Chronic lung diseases involve the activation and accumulation of inflammatory cells in the airways and lung parenchyma. The inflammatory response induces overproduction of ROS in the lungs and consequent damage to the basement membrane, evolving to the development of airway remodeling or pulmonary fibrosis. J. Ma et al. found an elevated expression of key components of the Wnt/β-catenin pathway and NOX-4 in the lungs of silicotic mice. They also showed that silicon dioxide induced the activation of the Wnt/β-catenin pathway and NOX-4, culminating in the epithelial-mesenchymal transition by lung epithelial cells. Likewise, B. Hao et al. described an increase in the expression of NOX-4 in the epithelial cells and airway smooth muscle (ASM) cells of lungs from COPD patients and in the lungs of the CS-induced emphysema mouse model. Furthermore, they showed that NOX-4-mediated ROS production participates in the TGF-β-induced differentiation of human bronchial smooth muscle cells (HBSMCs) and consequent increase in the synthesis of type I collagen by a mechanism related to activation of the p38MAPK/Akt signaling pathway in a Smad-dependent manner. Q. Wu et al. summarized the association between p53 protein and pulmonary fibrosis, providing innovative ideas to improve the prognosis, clinical diagnosis, and treatment. Finally, T. Victoni et al. and L. H. C. Vasconcelos et al. reviewed the role of oxidative imbalance in inflammatory lung diseases and bronchial asthma, respectively. They also proposed that antioxidants, alone or combined with anti-inflammatory drugs, are promising therapeutic strategies for the treatment of these diseases.
In the last decades, our understanding of the effect of oxidative imbalance on pulmonary diseases has remarkably increased. However, extensive challenges remain to provide a more comprehensive picture. The articles presented in this special issue show the complex circuitry affecting the oxidative imbalance in different pulmonary diseases and indicate future directions for the new therapeutic strategies.
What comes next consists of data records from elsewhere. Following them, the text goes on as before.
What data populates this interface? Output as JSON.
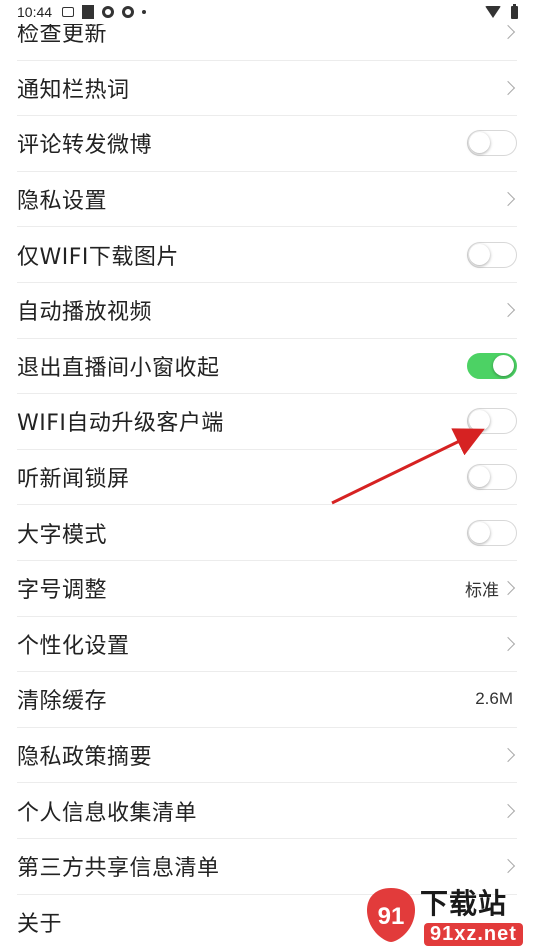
{
  "status_bar": {
    "time": "10:44"
  },
  "settings": [
    {
      "label": "检查更新",
      "control": "chevron"
    },
    {
      "label": "通知栏热词",
      "control": "chevron"
    },
    {
      "label": "评论转发微博",
      "control": "toggle",
      "on": false
    },
    {
      "label": "隐私设置",
      "control": "chevron"
    },
    {
      "label": "仅WIFI下载图片",
      "control": "toggle",
      "on": false
    },
    {
      "label": "自动播放视频",
      "control": "chevron"
    },
    {
      "label": "退出直播间小窗收起",
      "control": "toggle",
      "on": true
    },
    {
      "label": "WIFI自动升级客户端",
      "control": "toggle",
      "on": false
    },
    {
      "label": "听新闻锁屏",
      "control": "toggle",
      "on": false
    },
    {
      "label": "大字模式",
      "control": "toggle",
      "on": false
    },
    {
      "label": "字号调整",
      "control": "chevron",
      "value": "标准"
    },
    {
      "label": "个性化设置",
      "control": "chevron"
    },
    {
      "label": "清除缓存",
      "control": "value",
      "value": "2.6M"
    },
    {
      "label": "隐私政策摘要",
      "control": "chevron"
    },
    {
      "label": "个人信息收集清单",
      "control": "chevron"
    },
    {
      "label": "第三方共享信息清单",
      "control": "chevron"
    },
    {
      "label": "关于",
      "control": "none"
    }
  ],
  "watermark": {
    "brand": "下载站",
    "url": "91xz.net",
    "logo_text": "91"
  },
  "colors": {
    "toggle_on": "#4cd264",
    "arrow": "#d62222",
    "divider": "#ececec"
  }
}
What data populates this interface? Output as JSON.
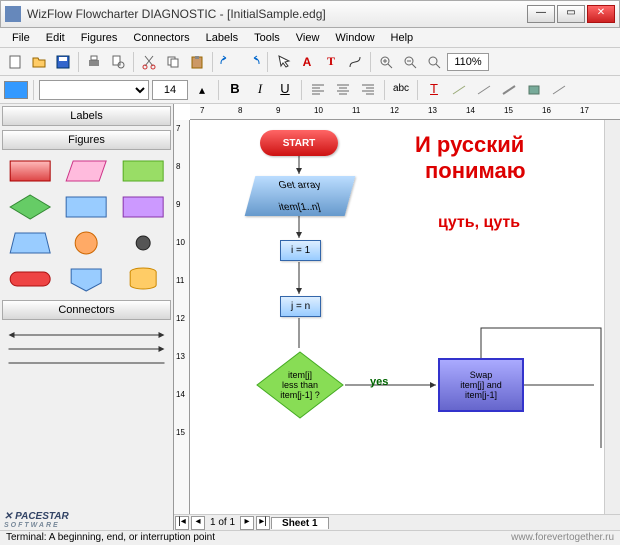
{
  "window": {
    "title": "WizFlow Flowcharter DIAGNOSTIC - [InitialSample.edg]"
  },
  "menu": [
    "File",
    "Edit",
    "Figures",
    "Connectors",
    "Labels",
    "Tools",
    "View",
    "Window",
    "Help"
  ],
  "toolbar": {
    "zoom": "110%"
  },
  "format": {
    "font_size": "14",
    "bold": "B",
    "italic": "I",
    "underline": "U",
    "abc": "abc",
    "T": "T"
  },
  "side": {
    "labels_hdr": "Labels",
    "figures_hdr": "Figures",
    "connectors_hdr": "Connectors"
  },
  "ruler_h": [
    "7",
    "8",
    "9",
    "10",
    "11",
    "12",
    "13",
    "14",
    "15",
    "16",
    "17"
  ],
  "ruler_v": [
    "7",
    "8",
    "9",
    "10",
    "11",
    "12",
    "13",
    "14",
    "15"
  ],
  "flow": {
    "start": "START",
    "getarray_l1": "Get array",
    "getarray_l2": "item[1..n]",
    "i_eq": "i = 1",
    "j_eq": "j = n",
    "dec_l1": "item[j]",
    "dec_l2": "less than",
    "dec_l3": "item[j-1] ?",
    "yes": "yes",
    "swap_l1": "Swap",
    "swap_l2": "item[j] and",
    "swap_l3": "item[j-1]",
    "red1": "И русский",
    "red2": "понимаю",
    "red3": "цуть, цуть"
  },
  "sheet": {
    "page_of": "1 of 1",
    "tab": "Sheet 1"
  },
  "status": {
    "text": "Terminal: A beginning, end, or interruption point",
    "watermark": "www.forevertogether.ru"
  },
  "brand": {
    "name": "PACESTAR",
    "sub": "SOFTWARE"
  }
}
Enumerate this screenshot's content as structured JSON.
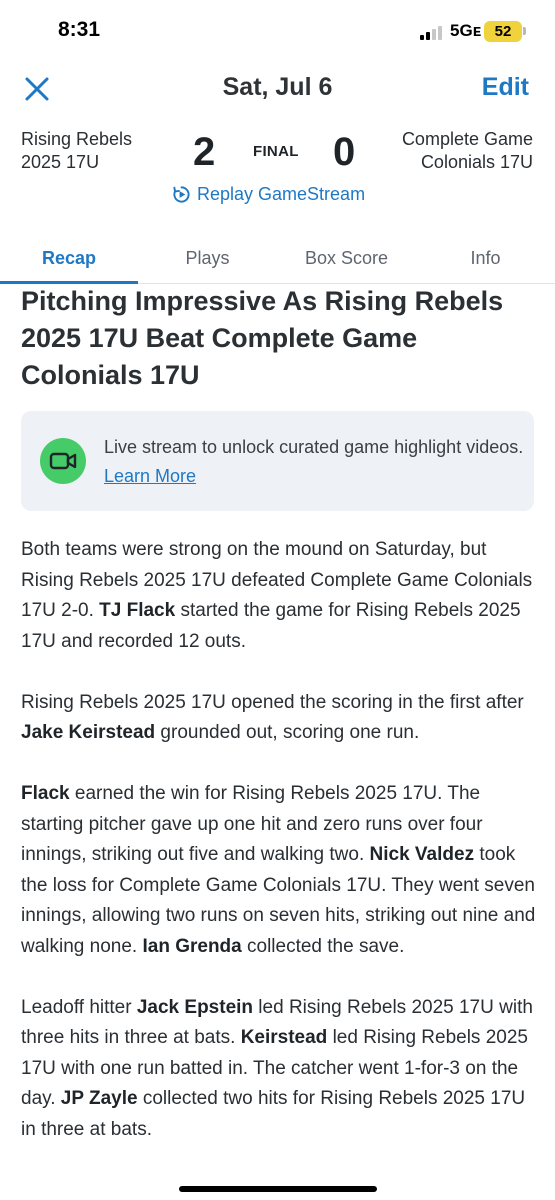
{
  "status_bar": {
    "time": "8:31",
    "network": "5Gᴇ",
    "battery": "52"
  },
  "header": {
    "close_icon": "close-icon",
    "title": "Sat, Jul 6",
    "edit_label": "Edit"
  },
  "scoreboard": {
    "home_team_line1": "Rising Rebels",
    "home_team_line2": "2025 17U",
    "home_score": "2",
    "status": "FINAL",
    "away_score": "0",
    "away_team_line1": "Complete Game",
    "away_team_line2": "Colonials 17U",
    "replay_label": "Replay GameStream"
  },
  "tabs": [
    {
      "label": "Recap",
      "active": true
    },
    {
      "label": "Plays",
      "active": false
    },
    {
      "label": "Box Score",
      "active": false
    },
    {
      "label": "Info",
      "active": false
    }
  ],
  "recap": {
    "headline": "Pitching Impressive As Rising Rebels 2025 17U Beat Complete Game Colonials 17U",
    "banner_text": "Live stream to unlock curated game highlight videos.",
    "banner_link": "Learn More",
    "paragraphs": [
      [
        {
          "t": "Both teams were strong on the mound on Saturday, but Rising Rebels 2025 17U defeated Complete Game Colonials 17U 2-0. "
        },
        {
          "t": "TJ Flack",
          "b": true
        },
        {
          "t": " started the game for Rising Rebels 2025 17U and recorded 12 outs."
        }
      ],
      [
        {
          "t": "Rising Rebels 2025 17U opened the scoring in the first after "
        },
        {
          "t": "Jake Keirstead",
          "b": true
        },
        {
          "t": " grounded out, scoring one run."
        }
      ],
      [
        {
          "t": "Flack",
          "b": true
        },
        {
          "t": " earned the win for Rising Rebels 2025 17U. The starting pitcher gave up one hit and zero runs over four innings, striking out five and walking two. "
        },
        {
          "t": "Nick Valdez",
          "b": true
        },
        {
          "t": " took the loss for Complete Game Colonials 17U. They went seven innings, allowing two runs on seven hits, striking out nine and walking none. "
        },
        {
          "t": "Ian Grenda",
          "b": true
        },
        {
          "t": " collected the save."
        }
      ],
      [
        {
          "t": "Leadoff hitter "
        },
        {
          "t": "Jack Epstein",
          "b": true
        },
        {
          "t": " led Rising Rebels 2025 17U with three hits in three at bats. "
        },
        {
          "t": "Keirstead",
          "b": true
        },
        {
          "t": " led Rising Rebels 2025 17U with one run batted in. The catcher went 1-for-3 on the day. "
        },
        {
          "t": "JP Zayle",
          "b": true
        },
        {
          "t": " collected two hits for Rising Rebels 2025 17U in three at bats."
        }
      ]
    ]
  },
  "colors": {
    "accent": "#1f78c4",
    "banner_bg": "#eef1f5",
    "video_icon_bg": "#45cc68",
    "battery": "#f0d23c"
  }
}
Conflicts of Interest
The editors declare that they have no conflicts of interest regarding the publication of this special issue.
Vinicius Frias Carvalho